In 2012, former Senator Robert Mellow was sentenced to 16 months in prison, three years parole, and ordered to pay nearly $150,000 in fines and restitution. Now he wants his $20,000 per month pension back.
Although one lawmaker having a pension of $240,000 per year is one of the causes of the pension system’s $74 billion unfunded liability, lets focus on Mellow’s legal argument. According to Pennsylvania state law, a state employee forfeits their pension if convicted of any one of twenty-three specific state crimes. (The full list of offenses can be found here.) The law also stipulates, "no public official…shall be entitled to receive any retirement or other benefit or payment of any kind except a return of the contribution paid into any pension fund without interest, if such public official or public employee is convicted or pleads guilty or no defense to any crime related to public office or public employment." (Emphasis added)
According to an article published by the Philadelphia Inquirer, Mellow’s lawyers are arguing that since he was convicted of the federal charge of conspiracy and conspiracy is not one of the crimes listed, he should have his pension restored. According to the same Inquirer Article:

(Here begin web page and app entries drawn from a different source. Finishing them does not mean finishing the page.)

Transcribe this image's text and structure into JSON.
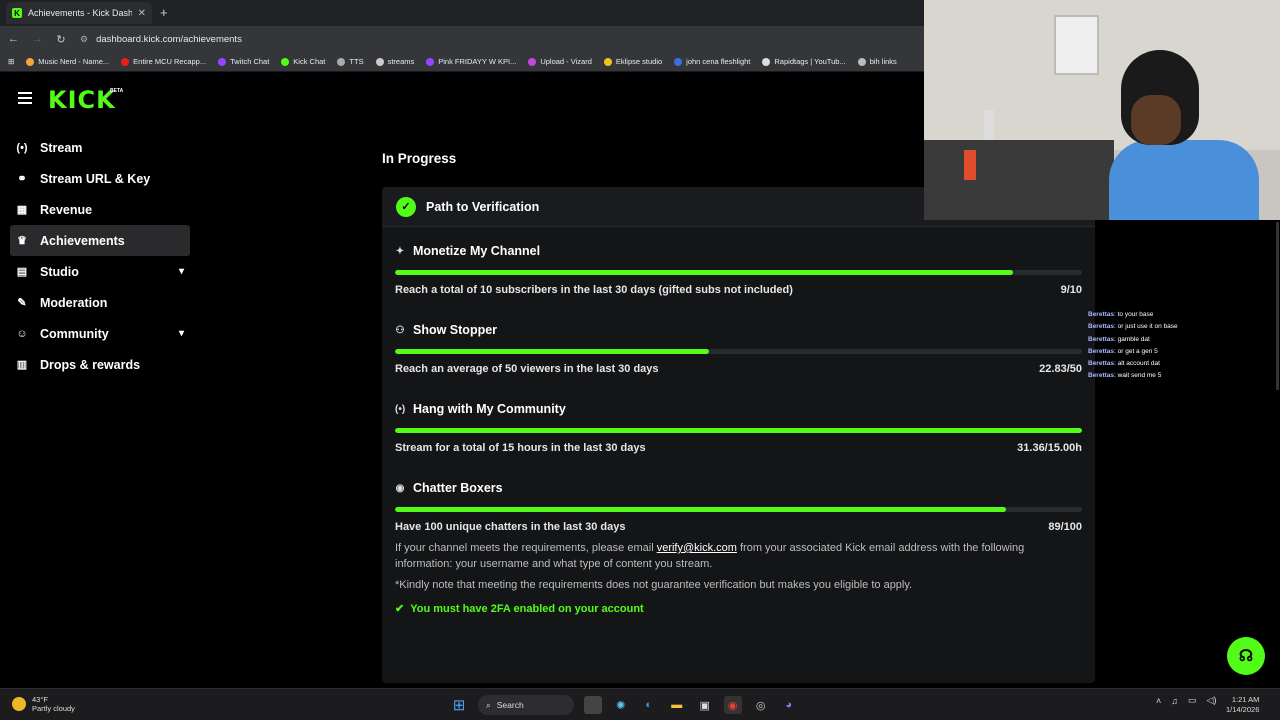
{
  "browser": {
    "tab_title": "Achievements - Kick Dashboard",
    "tab_favicon": "K",
    "url": "dashboard.kick.com/achievements",
    "bookmarks": [
      "Music Nerd - Name...",
      "Entire MCU Recapp...",
      "Twitch Chat",
      "Kick Chat",
      "TTS",
      "streams",
      "Pink FRIDAYY W KPI...",
      "Upload - Vizard",
      "Eklipse studio",
      "john cena fleshlight",
      "Rapidtags | YouTub...",
      "bih links"
    ]
  },
  "app": {
    "logo": "KICK",
    "beta": "BETA",
    "accent": "#53fc18"
  },
  "sidebar": {
    "items": [
      {
        "label": "Stream",
        "icon": "broadcast-icon"
      },
      {
        "label": "Stream URL & Key",
        "icon": "link-icon"
      },
      {
        "label": "Revenue",
        "icon": "chart-icon"
      },
      {
        "label": "Achievements",
        "icon": "trophy-icon"
      },
      {
        "label": "Studio",
        "icon": "film-icon"
      },
      {
        "label": "Moderation",
        "icon": "wrench-icon"
      },
      {
        "label": "Community",
        "icon": "people-icon"
      },
      {
        "label": "Drops & rewards",
        "icon": "gift-icon"
      }
    ]
  },
  "main": {
    "section_title": "In Progress",
    "card_title": "Path to Verification",
    "achievements": [
      {
        "title": "Monetize My Channel",
        "desc": "Reach a total of 10 subscribers in the last 30 days (gifted subs not included)",
        "progress": "9/10",
        "fraction": 0.9
      },
      {
        "title": "Show Stopper",
        "desc": "Reach an average of 50 viewers in the last 30 days",
        "progress": "22.83/50",
        "fraction": 0.457
      },
      {
        "title": "Hang with My Community",
        "desc": "Stream for a total of 15 hours in the last 30 days",
        "progress": "31.36/15.00h",
        "fraction": 1.0
      },
      {
        "title": "Chatter Boxers",
        "desc": "Have 100 unique chatters in the last 30 days",
        "progress": "89/100",
        "fraction": 0.89
      }
    ],
    "info_prefix": "If your channel meets the requirements, please email ",
    "info_email": "verify@kick.com",
    "info_suffix": " from your associated Kick email address with the following information: your username and what type of content you stream.",
    "note": "*Kindly note that meeting the requirements does not guarantee verification but makes you eligible to apply.",
    "requirement": "You must have 2FA enabled on your account"
  },
  "chat": [
    {
      "user": "Berettas",
      "msg": ": to your base"
    },
    {
      "user": "Berettas",
      "msg": ": or just use it on base"
    },
    {
      "user": "Berettas",
      "msg": ": gamble dat"
    },
    {
      "user": "Berettas",
      "msg": ": or get a gen 5"
    },
    {
      "user": "Berettas",
      "msg": ": alt account dat"
    },
    {
      "user": "Berettas",
      "msg": ": wait send me 5"
    }
  ],
  "taskbar": {
    "temp": "43°F",
    "weather": "Partly cloudy",
    "search": "Search",
    "time": "1:21 AM",
    "date": "1/14/2026"
  }
}
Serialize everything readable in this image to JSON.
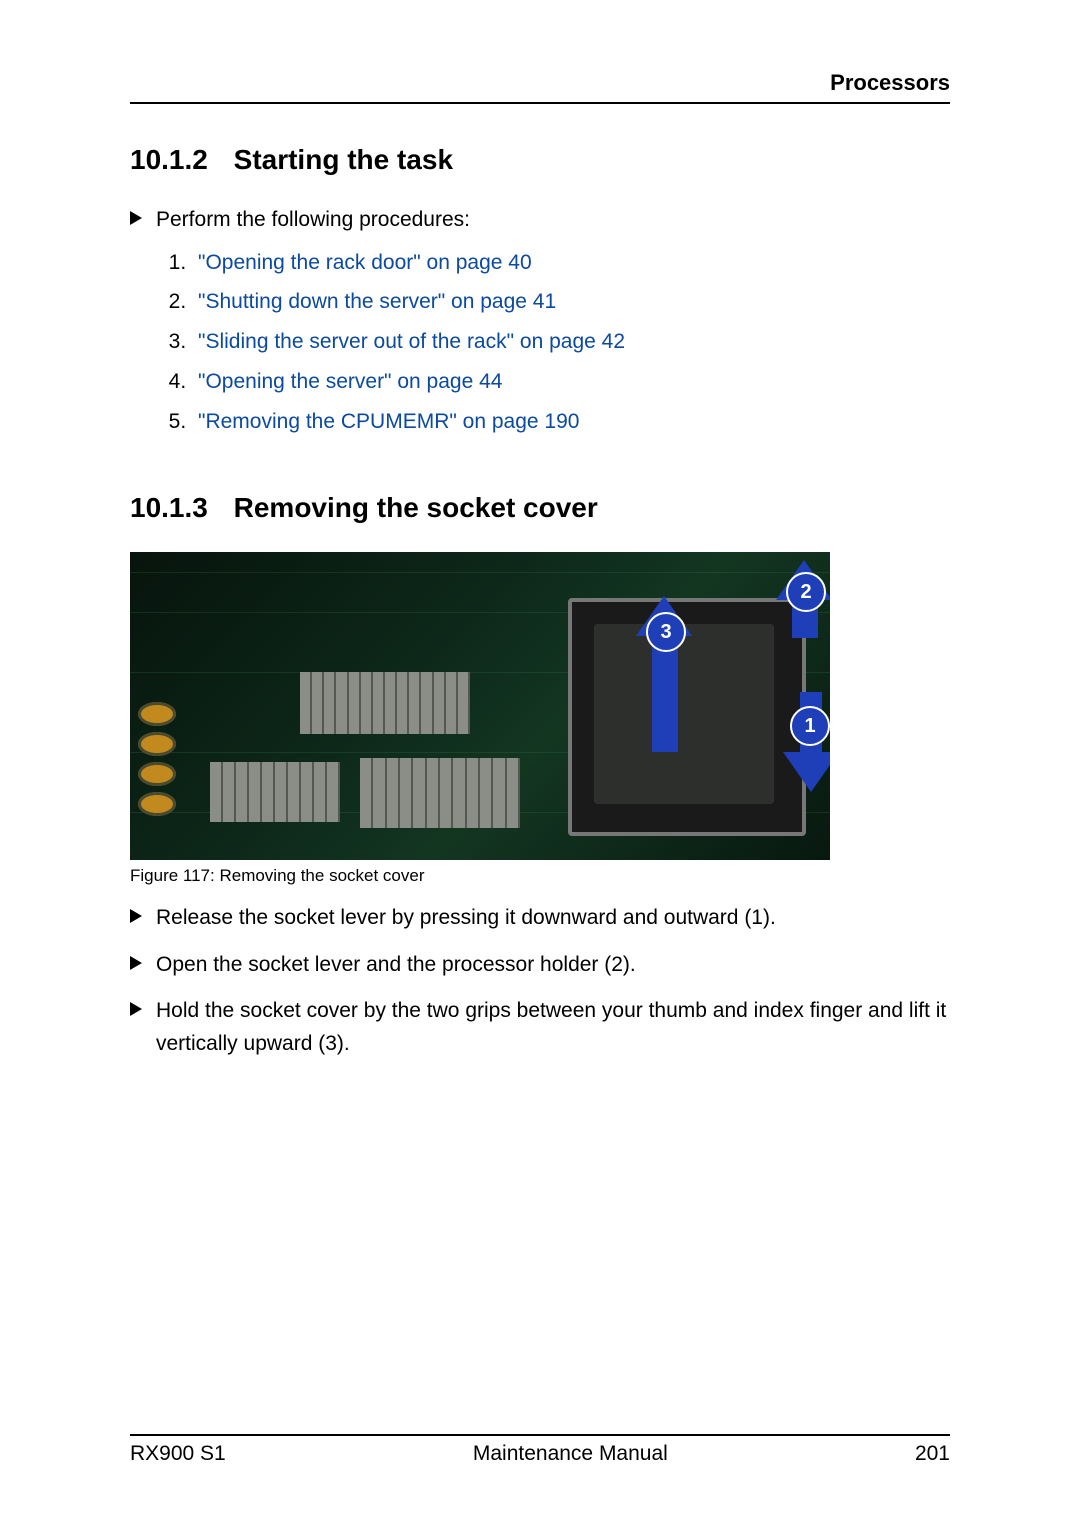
{
  "header": {
    "section": "Processors"
  },
  "s1": {
    "num": "10.1.2",
    "title": "Starting the task",
    "intro": "Perform the following procedures:"
  },
  "procedures": [
    {
      "text": "\"Opening the rack door\" on page 40"
    },
    {
      "text": "\"Shutting down the server\" on page 41"
    },
    {
      "text": "\"Sliding the server out of the rack\" on page 42"
    },
    {
      "text": "\"Opening the server\" on page 44"
    },
    {
      "text": "\"Removing the CPUMEMR\" on page 190"
    }
  ],
  "s2": {
    "num": "10.1.3",
    "title": "Removing the socket cover"
  },
  "figure": {
    "caption": "Figure 117: Removing the socket cover",
    "callouts": {
      "c1": "1",
      "c2": "2",
      "c3": "3"
    }
  },
  "steps": [
    "Release the socket lever by pressing it downward and outward (1).",
    "Open the socket lever and the processor holder (2).",
    "Hold the socket cover by the two grips between your thumb and index finger and lift it vertically upward (3)."
  ],
  "footer": {
    "left": "RX900 S1",
    "center": "Maintenance Manual",
    "right": "201"
  }
}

"A similar argument has worked before. In 1999, Commonwealth Court reversed the pension forfeiture of a corrections officer who pleaded guilty to a federal charge of making a false declaration before a grand jury, finding that SERS was wrong to conclude the crime was "substantially the same" as the Pennsylvania crime of perjury."
With this legal precedent in hand, Mellow’s lawyers would be negligent not to argue that he should have his pension restored. However, that doesn’t mean that they have a good case. As with most things legal, the devil is in the details. According to the press release from the FBI announcing Mellow’s sentencing:
"Mellow, in his capacity as a state senator and the Democratic Leader during 2006 through 2010, conspired with others to misuse the staff and resources of the Pennsylvania Senate for political fund-raising and campaign purposes.
"As part of the scheme, Mellow caused and knowingly permitted, through willful blindness, the submission to the chief clerk of the senate of false job classification and reclassification forms and memos for senate staff who performed political fundraising and campaign work while being compensated by the senate.
"Mellow conspired with others to misuse senate staff and resources to raise hundreds of thousands of dollars for an organization known as the Friends of Bob Mellow and the Democratic State Senate Campaign Committee and to support political candidates and causes throughout Pennsylvania."(Emphasis added)
Based on the emphasized text, it sounds like Mellow clearly violated the clause in the forfeiture law highlighting crimes "related to public office." The state employee pension board will vote on whether or not to restore Mellow’s pension. Regardless of that decision, someone will be appealing it to the courts and judges will ultimately decide the fate of Mellow’s pension.
We will keep you posted as the process moves forward, but you should not expect a speedy resolution.